Baazov, Negreanu, Stern to discuss PokerStars Changes

Saturday, December 12th, 2015

david-baazov-pokerstarsPoker player Dani Stern was instrumental in leading a 3-day strike against PokerStars after they made huge changes to their VIP program. And while it doesn’t look like the strike has convinced Stars to reverse the changes – many of which hurt high-volume regulars – it will at least facilitate a meeting.

According to Stern, he will meet with Daniel Negreanu and David Baazov (CEO of PokerStars’ parent company Amaya Gaming) to discuss the site from the pros’ perspectives. Here’s a look at what Stern tweeted:

Well one good thing to come of this: According to @RealKidPoker, we will be getting a meeting with Baazov. Details unknown right now.

As you can see here, some players are less than enthusiastic about Stern’s meeting with Baazov and other PokerStars executives. After all, no meeting is likely to change what the poker site has done, including slashing mid and high-stakes rewards and eliminating the Supernova Elite VIP level. But it at least opens up some line of communication between prominent players and PokerStars.

daniel-negreanu-pokerstarsDaniel Negreanu discussed this in his blog at FullContactPoker by writing:

I was also able to ensure that players would have the opportunity to meet with the higher ups from here on out to discuss important issues in regards to the relationship between the company and the players. That has always been something PokerStars has done effectively, and it will continue to happen. I spoke with Dani Stern and Isaac Haxton as well as many other top online pros about joining me and the upper management in regularly scheduled meetings. I think this is extremely important. Communication the last 12-18 months between the players and the company has not been good enough and I think this will go a long way towards improving it.
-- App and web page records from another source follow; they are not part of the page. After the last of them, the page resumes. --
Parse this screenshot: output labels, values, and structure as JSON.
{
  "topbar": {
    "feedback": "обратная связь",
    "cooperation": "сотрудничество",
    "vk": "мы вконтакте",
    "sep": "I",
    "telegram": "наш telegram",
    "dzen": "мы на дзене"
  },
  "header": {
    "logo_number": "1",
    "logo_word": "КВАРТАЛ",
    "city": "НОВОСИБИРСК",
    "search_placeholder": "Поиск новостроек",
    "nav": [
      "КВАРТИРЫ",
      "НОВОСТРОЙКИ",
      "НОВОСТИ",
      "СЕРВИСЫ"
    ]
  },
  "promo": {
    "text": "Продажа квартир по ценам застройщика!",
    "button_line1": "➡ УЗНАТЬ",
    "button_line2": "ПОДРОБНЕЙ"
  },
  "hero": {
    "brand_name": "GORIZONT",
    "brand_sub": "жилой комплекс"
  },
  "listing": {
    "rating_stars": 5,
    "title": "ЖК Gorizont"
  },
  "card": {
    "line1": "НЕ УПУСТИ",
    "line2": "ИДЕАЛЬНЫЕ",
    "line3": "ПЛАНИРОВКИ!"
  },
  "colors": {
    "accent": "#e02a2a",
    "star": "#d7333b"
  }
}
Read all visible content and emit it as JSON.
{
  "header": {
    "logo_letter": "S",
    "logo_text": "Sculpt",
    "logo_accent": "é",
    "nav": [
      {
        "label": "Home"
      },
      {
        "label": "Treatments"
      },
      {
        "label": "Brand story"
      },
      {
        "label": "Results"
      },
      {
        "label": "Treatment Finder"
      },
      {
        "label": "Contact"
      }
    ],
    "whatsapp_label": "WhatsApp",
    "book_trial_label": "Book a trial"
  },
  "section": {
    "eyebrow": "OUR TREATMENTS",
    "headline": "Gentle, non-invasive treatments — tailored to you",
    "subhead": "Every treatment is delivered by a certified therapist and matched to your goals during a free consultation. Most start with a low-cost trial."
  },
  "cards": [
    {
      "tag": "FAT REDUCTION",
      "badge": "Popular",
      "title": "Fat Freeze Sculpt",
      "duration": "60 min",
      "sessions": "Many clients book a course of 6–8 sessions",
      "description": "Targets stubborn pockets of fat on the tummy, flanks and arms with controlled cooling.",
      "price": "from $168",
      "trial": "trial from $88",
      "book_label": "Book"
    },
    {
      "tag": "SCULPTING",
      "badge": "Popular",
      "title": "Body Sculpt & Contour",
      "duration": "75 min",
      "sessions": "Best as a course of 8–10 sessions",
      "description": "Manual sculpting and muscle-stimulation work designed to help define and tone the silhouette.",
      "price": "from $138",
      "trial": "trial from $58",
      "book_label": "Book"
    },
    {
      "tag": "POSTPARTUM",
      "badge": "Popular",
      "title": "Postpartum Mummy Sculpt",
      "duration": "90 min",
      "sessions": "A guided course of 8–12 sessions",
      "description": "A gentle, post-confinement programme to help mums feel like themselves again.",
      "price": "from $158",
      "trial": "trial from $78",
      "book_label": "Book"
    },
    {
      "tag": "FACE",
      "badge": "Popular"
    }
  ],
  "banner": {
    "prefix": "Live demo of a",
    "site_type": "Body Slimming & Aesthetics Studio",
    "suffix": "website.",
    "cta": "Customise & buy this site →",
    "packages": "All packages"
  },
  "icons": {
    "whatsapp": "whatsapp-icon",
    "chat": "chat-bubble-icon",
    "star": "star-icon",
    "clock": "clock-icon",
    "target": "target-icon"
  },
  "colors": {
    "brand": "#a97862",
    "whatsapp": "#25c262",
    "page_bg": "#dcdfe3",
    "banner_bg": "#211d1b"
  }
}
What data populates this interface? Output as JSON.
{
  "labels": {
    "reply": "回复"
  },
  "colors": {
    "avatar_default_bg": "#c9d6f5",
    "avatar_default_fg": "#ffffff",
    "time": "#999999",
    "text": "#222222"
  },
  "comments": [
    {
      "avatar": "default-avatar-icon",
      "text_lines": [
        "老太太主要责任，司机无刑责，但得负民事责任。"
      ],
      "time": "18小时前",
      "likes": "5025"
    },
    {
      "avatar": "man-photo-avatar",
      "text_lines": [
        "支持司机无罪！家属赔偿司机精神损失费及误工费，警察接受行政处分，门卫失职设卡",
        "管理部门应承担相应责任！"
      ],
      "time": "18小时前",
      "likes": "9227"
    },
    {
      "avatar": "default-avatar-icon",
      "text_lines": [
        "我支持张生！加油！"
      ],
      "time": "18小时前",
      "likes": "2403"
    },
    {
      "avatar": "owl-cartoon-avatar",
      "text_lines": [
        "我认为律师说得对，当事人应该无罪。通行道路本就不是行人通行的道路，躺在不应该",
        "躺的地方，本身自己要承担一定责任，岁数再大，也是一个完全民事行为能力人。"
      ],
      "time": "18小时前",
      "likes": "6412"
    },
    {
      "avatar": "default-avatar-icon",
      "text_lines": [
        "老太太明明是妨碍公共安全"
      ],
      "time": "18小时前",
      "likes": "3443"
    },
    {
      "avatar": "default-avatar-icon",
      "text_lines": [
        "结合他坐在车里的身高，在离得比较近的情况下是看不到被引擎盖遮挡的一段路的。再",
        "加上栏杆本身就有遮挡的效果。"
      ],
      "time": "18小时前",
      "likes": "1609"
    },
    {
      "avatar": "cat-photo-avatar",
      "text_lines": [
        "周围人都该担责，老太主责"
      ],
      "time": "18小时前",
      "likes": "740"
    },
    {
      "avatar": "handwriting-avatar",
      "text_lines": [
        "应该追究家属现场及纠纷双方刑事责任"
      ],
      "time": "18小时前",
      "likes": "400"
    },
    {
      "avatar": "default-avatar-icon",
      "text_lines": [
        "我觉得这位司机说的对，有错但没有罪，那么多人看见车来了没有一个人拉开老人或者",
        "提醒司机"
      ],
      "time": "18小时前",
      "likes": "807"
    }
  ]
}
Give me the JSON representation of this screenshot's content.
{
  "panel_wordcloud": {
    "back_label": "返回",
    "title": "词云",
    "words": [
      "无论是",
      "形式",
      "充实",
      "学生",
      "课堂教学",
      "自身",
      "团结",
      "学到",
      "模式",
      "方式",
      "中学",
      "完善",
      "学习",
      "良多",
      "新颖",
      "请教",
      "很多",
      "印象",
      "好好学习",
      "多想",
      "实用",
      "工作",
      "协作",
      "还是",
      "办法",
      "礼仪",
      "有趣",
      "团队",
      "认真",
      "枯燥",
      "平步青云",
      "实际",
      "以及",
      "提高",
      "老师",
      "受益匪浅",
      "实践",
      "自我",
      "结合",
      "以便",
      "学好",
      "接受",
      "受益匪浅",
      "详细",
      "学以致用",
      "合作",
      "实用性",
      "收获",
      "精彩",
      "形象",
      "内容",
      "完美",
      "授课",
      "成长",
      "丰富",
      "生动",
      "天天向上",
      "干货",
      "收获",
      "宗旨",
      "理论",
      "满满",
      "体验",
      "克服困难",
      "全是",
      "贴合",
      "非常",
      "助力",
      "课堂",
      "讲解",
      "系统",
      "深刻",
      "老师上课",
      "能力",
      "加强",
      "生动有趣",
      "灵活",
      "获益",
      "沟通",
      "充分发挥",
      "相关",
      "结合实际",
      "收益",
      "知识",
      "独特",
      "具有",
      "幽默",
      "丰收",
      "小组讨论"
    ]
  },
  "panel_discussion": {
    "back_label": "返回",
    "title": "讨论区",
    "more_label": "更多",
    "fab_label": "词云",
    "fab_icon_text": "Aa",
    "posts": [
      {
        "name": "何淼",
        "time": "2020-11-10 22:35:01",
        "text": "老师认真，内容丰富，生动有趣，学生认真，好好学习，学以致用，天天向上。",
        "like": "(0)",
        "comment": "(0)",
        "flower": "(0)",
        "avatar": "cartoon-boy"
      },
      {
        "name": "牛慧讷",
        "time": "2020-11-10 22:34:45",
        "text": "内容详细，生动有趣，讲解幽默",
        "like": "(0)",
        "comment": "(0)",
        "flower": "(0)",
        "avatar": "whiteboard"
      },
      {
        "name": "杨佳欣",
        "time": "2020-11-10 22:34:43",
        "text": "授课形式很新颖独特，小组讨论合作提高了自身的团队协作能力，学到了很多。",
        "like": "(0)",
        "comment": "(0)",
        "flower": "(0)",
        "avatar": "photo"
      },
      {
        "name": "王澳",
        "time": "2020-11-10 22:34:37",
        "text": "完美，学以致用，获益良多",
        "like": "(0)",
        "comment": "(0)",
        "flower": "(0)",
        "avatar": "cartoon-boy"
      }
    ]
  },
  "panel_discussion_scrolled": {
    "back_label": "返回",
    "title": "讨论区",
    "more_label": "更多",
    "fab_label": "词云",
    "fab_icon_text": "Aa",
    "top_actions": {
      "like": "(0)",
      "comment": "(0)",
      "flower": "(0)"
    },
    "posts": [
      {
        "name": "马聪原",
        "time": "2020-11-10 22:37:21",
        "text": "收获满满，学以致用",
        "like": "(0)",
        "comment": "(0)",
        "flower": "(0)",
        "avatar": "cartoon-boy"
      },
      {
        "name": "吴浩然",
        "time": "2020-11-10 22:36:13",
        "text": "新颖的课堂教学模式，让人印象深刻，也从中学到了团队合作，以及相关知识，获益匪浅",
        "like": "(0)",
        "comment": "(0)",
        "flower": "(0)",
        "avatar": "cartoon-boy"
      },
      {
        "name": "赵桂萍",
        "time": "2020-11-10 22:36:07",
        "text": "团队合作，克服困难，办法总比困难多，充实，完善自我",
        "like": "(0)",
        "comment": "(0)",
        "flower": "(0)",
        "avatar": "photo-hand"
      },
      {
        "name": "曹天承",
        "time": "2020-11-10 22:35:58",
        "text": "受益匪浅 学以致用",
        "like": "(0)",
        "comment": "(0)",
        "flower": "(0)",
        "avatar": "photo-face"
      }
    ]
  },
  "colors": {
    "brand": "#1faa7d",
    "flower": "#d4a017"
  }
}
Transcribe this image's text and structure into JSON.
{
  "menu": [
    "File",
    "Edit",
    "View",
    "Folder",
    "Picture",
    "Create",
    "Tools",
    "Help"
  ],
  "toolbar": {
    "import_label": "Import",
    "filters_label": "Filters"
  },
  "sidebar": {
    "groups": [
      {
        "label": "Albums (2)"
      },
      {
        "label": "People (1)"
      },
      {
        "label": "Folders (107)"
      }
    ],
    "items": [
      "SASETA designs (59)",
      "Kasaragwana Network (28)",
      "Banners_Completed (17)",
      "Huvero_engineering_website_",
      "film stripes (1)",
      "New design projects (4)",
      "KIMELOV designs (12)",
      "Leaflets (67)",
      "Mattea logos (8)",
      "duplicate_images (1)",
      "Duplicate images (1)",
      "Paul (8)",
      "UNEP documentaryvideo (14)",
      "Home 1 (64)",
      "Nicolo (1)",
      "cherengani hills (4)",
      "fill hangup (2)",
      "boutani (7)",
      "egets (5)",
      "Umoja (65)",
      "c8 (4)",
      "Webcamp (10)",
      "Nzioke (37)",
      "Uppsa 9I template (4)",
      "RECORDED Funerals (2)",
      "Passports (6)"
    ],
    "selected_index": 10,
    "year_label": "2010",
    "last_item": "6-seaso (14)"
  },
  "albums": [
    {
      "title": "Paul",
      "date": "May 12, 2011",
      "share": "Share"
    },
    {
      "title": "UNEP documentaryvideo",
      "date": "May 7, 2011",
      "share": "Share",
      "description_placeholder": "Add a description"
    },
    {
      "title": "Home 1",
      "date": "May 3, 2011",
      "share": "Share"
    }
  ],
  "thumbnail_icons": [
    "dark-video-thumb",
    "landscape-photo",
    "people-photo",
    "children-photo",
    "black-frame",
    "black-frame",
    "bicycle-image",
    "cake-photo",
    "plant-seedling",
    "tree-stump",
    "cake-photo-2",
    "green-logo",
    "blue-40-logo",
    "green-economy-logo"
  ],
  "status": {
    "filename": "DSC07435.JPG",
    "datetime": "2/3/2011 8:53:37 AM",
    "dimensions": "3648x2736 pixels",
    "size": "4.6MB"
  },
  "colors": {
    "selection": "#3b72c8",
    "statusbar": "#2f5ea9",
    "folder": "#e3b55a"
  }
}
PokerStars originally made changes to their VIP program so that they could take rewards from high-volume players and disperse them to a wider range of players. This fits in with their growing tendency to favor recreational players above all else. But it’s also nice to hear that they’ll at least give some pros a chance to be heard before they make any massive changes in the future.